|Queen of Vinland|
|Reign||30th July 1131 - 3rd May 1142|
|Born||2nd July, 1117 |
Hvilirábey, Kyreyja, Vinland
|Died||3rd May, 1142 |
|Hafdis II Osvifrsdottír|
|Mother||Snaedis I Gunnarsdottír|
In stark contrast to Elisiv's life, which was spent riding from one crisis to another in an attempt to maintain the cohesion of Álengiamark, Hafdis' reign was relatively peaceful. Vinland was booming. As the over-population moved southwards those left behind delighted in good harvests and plentiful supplies. Trade with Greenland, Iceland, Scandinavia, Britannia and Eire had taken off too. Timber was supplied in ever increasing quantities to Greenland and Iceland while fur went to Eire. All in exchange for livestock which could be sold on to the tribes of Leifia.
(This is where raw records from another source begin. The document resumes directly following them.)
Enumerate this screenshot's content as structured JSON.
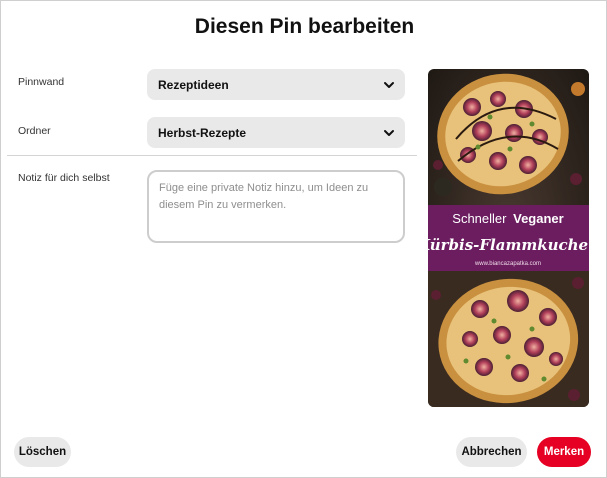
{
  "dialog": {
    "title": "Diesen Pin bearbeiten"
  },
  "fields": {
    "board_label": "Pinnwand",
    "board_value": "Rezeptideen",
    "section_label": "Ordner",
    "section_value": "Herbst-Rezepte",
    "note_label": "Notiz für dich selbst",
    "note_placeholder": "Füge eine private Notiz hinzu, um Ideen zu diesem Pin zu vermerken.",
    "note_value": ""
  },
  "pin_image": {
    "text_line1_a": "Schneller",
    "text_line1_b": "Veganer",
    "text_line2": "Kürbis-Flammkuchen",
    "url": "www.biancazapatka.com"
  },
  "buttons": {
    "delete": "Löschen",
    "cancel": "Abbrechen",
    "save": "Merken"
  },
  "colors": {
    "save_button": "#e60023",
    "pin_banner": "#6b1d60",
    "field_background": "#e9e9e9"
  },
  "icons": {
    "dropdown": "chevron-down-icon"
  }
}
This served to enrich the crown and the Althing, as well as the Earls. Hafdis effectively allowed the Althing to get on with the business of government by itself. Most of the Earls held lands in Álengiamark as well and spent their time there so tensions in the Eiriksson family rarely raised their head in Vinland.
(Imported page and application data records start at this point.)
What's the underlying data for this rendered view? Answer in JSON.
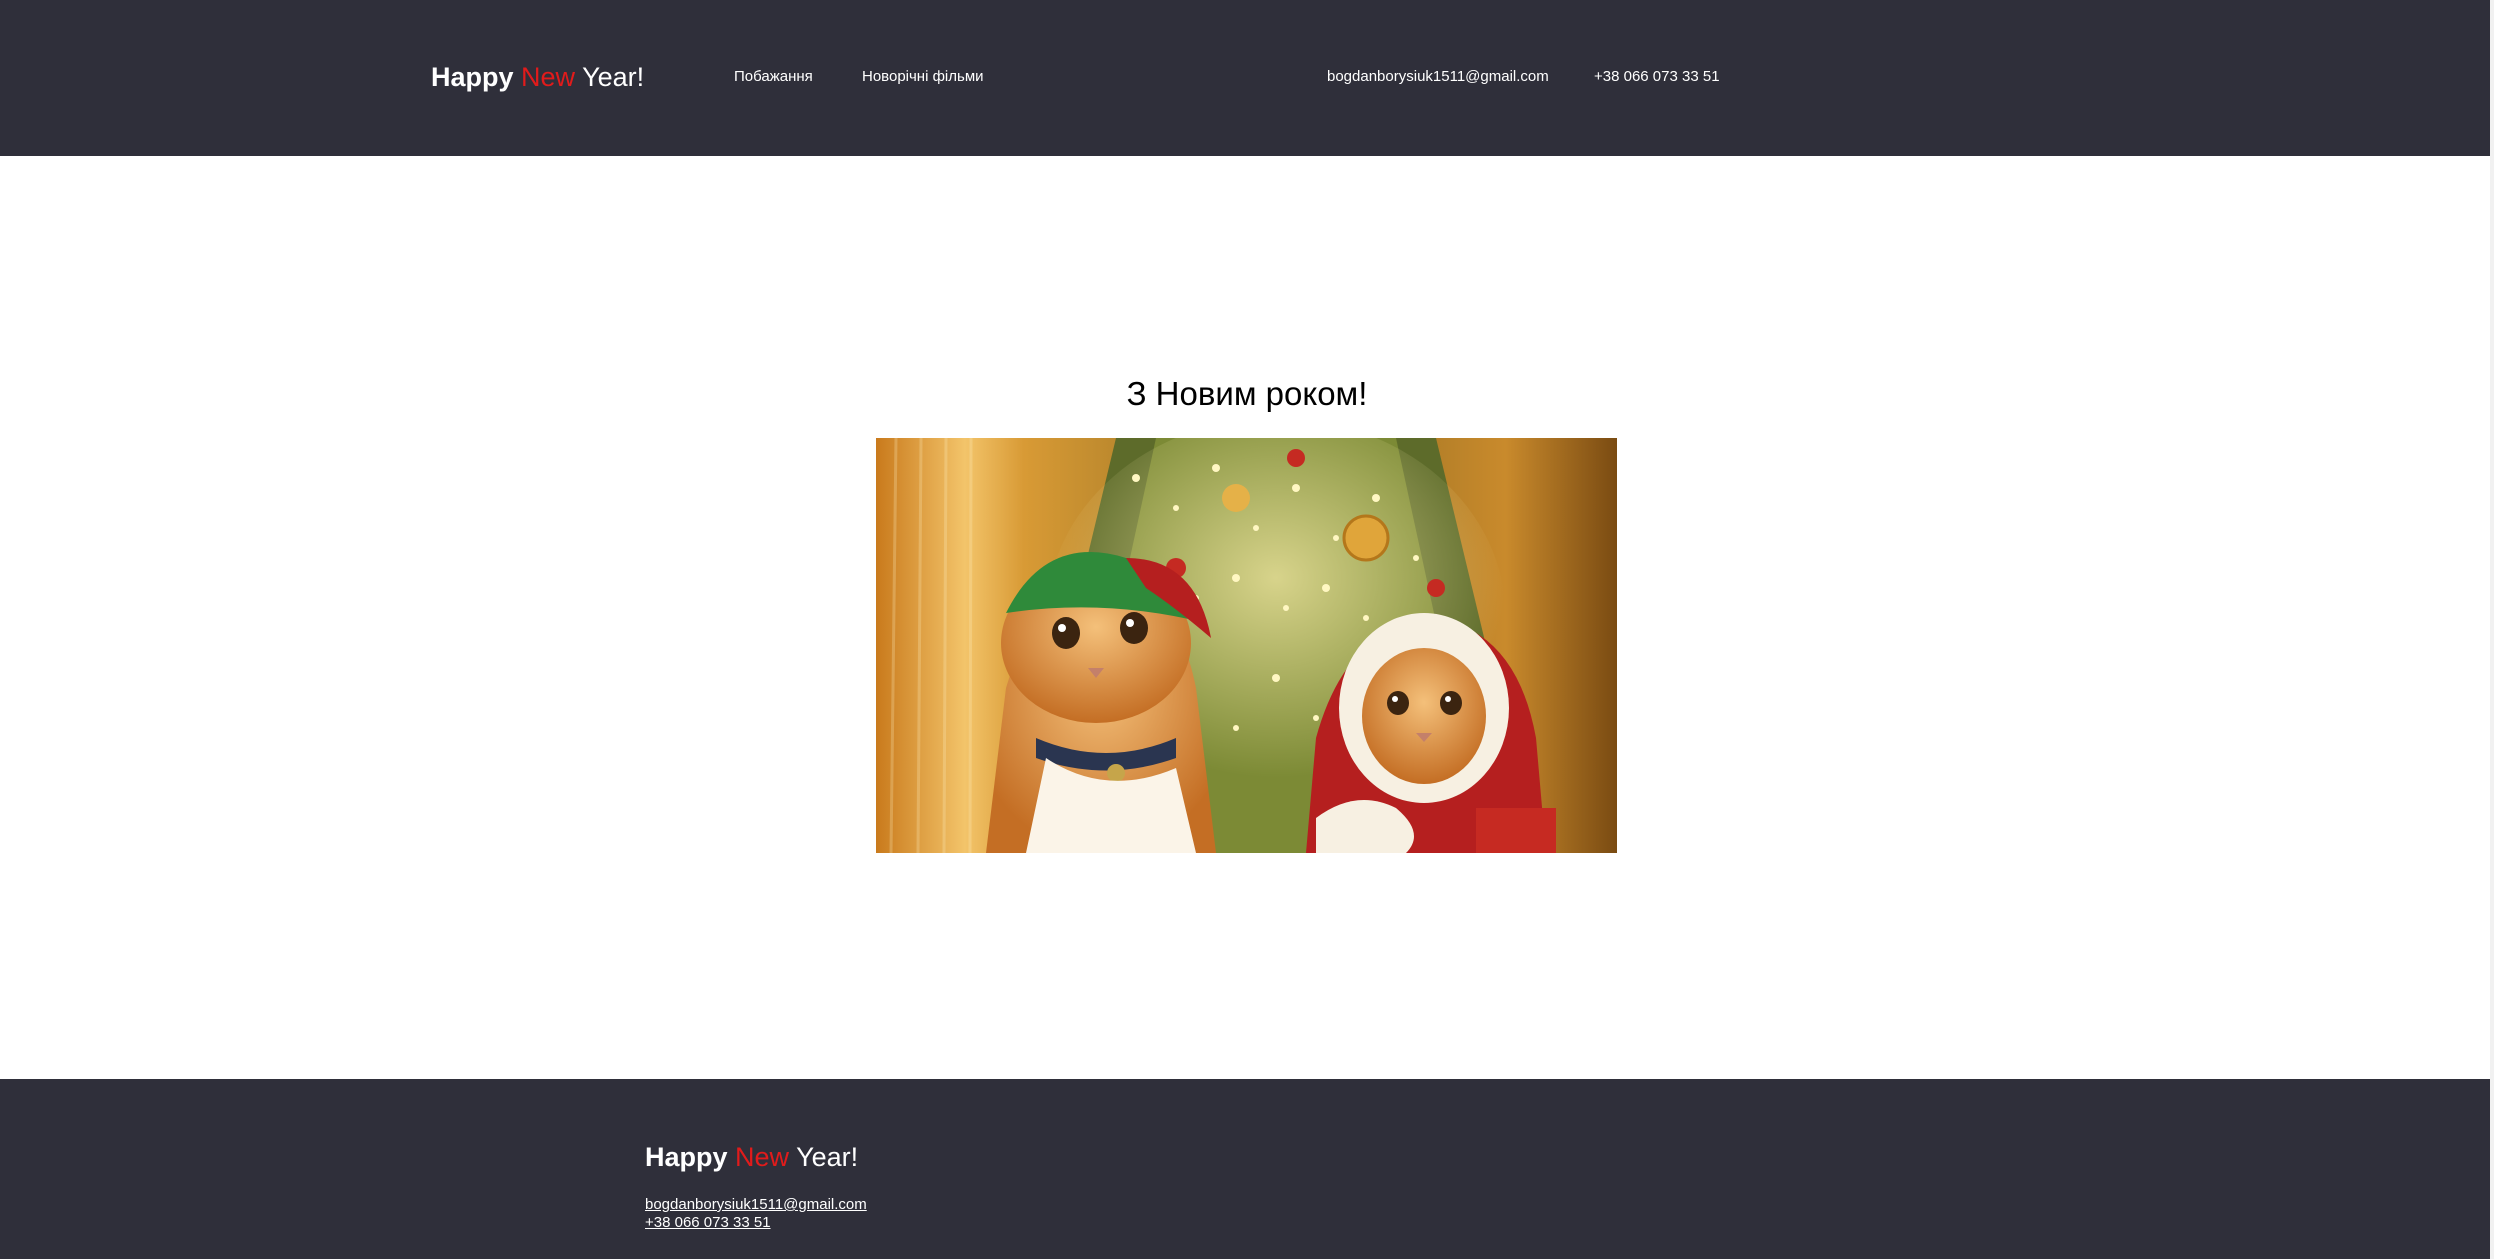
{
  "header": {
    "logo": {
      "part1": "Happy",
      "part2": "New",
      "part3": "Year!"
    },
    "nav": [
      {
        "label": "Побажання"
      },
      {
        "label": "Новорічні фільми"
      }
    ],
    "contacts": {
      "email": "bogdanborysiuk1511@gmail.com",
      "phone": "+38 066 073 33 51"
    }
  },
  "main": {
    "title": "З Новим роком!",
    "image": {
      "alt": "Two cats in Christmas hats in front of a decorated Christmas tree"
    }
  },
  "footer": {
    "logo": {
      "part1": "Happy",
      "part2": "New",
      "part3": "Year!"
    },
    "email": "bogdanborysiuk1511@gmail.com",
    "phone": "+38 066 073 33 51"
  },
  "colors": {
    "bar_background": "#2f2f3a",
    "accent_red": "#e11b1b",
    "text_light": "#ffffff"
  }
}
Despite its internal peace Vinland still had to occasionally deal with threats from outside. In 1137 the king of the Passamaquoddy died without a clear heir allowing the Wampanoag tribe to once again rebel. Both Vinland and Álengiamark waded into the 3rd Wampanoag War to help their neighbour. While Elisiv would gain the glory, riding into battle and ensuring the decisive victory over the Wampanoags, Hafdis and the Vinlanders prepared the groundwork for the future settlement and was perhaps more important in the long run. The two sisters' meeting at the coronation of the new king was said to be 'the most glorious pageant ever seen in Leifia'.
Vinland also began to engage with its western neighbours along the Breidurass. Whilst the main Algonquin tribe (see Algonquinland) had converted to Christianity to avoid confrontation and annexation in 1127 those further inland were more belligerent and would often attack passing longships. To these groups various expeditions would be sent but little in the way of concrete gains would be made. The conquest of the Breidurass would have to wait until the next century.
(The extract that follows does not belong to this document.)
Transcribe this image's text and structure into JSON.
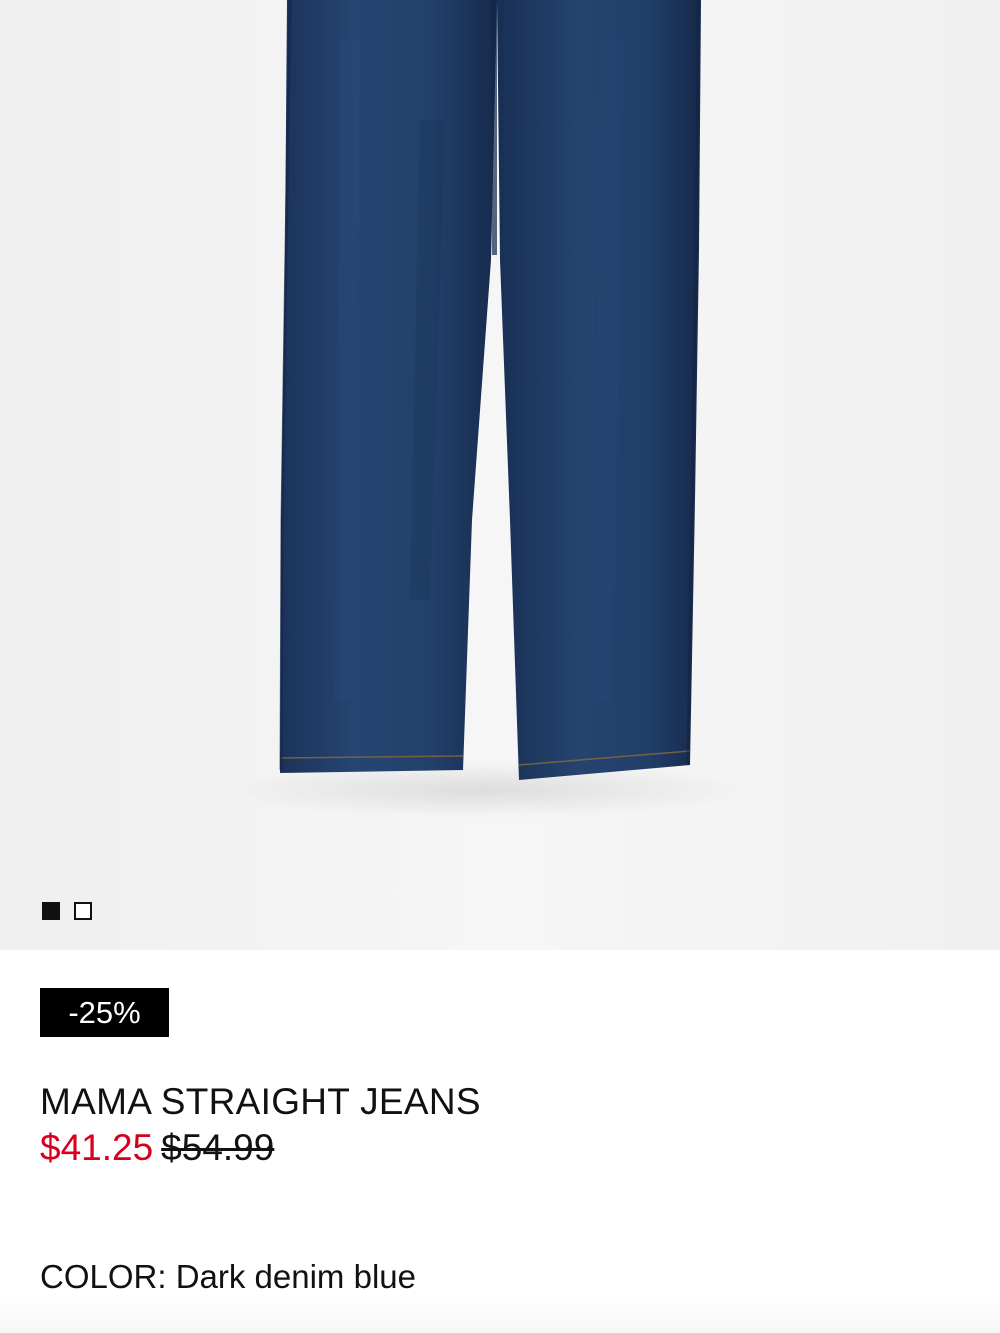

Dying soon after her one and only visit to Álengiamark in 1142 she was succeeded by her younger sister Asdis I. Her daughter Iofridr, only three years old, would inherit on Asdis' death later that year.
Early Eiriksdottír Family Tree